Information supplied START
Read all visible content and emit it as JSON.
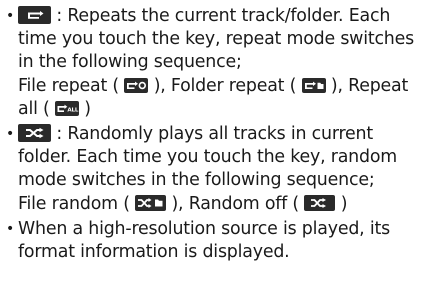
{
  "items": [
    {
      "lines": [
        {
          "after_key": " : Repeats the current track/folder. Each"
        },
        {
          "text": "time you touch the key, repeat mode switches"
        },
        {
          "text": "in the following sequence;"
        },
        {
          "seg1": "File repeat (",
          "seg2": "), Folder repeat (",
          "seg3": "), Repeat"
        },
        {
          "seg1": "all (",
          "seg2": ")"
        }
      ]
    },
    {
      "lines": [
        {
          "after_key": " : Randomly plays all tracks in current"
        },
        {
          "text": "folder. Each time you touch the key, random"
        },
        {
          "text": "mode switches in the following sequence;"
        },
        {
          "seg1": "File random (",
          "seg2": "), Random off (",
          "seg3": ")"
        }
      ]
    },
    {
      "lines": [
        {
          "text": "When a high-resolution source is played, its"
        },
        {
          "text": "format information is displayed."
        }
      ]
    }
  ],
  "bullet": "•",
  "icons": {
    "repeat_key": "repeat-icon",
    "file_repeat": "repeat-file-icon",
    "folder_repeat": "repeat-folder-icon",
    "repeat_all": "repeat-all-icon",
    "all_label": "ALL",
    "shuffle_key": "shuffle-icon",
    "file_random": "shuffle-folder-icon",
    "random_off": "shuffle-off-icon"
  },
  "colors": {
    "key_background": "#2a2a2a",
    "key_glyph": "#ffffff",
    "text": "#1a1a1a"
  }
}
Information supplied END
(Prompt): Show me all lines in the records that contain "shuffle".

(Solution for this problem):
    "shuffle_key": "shuffle-icon",
    "file_random": "shuffle-folder-icon",
    "random_off": "shuffle-off-icon"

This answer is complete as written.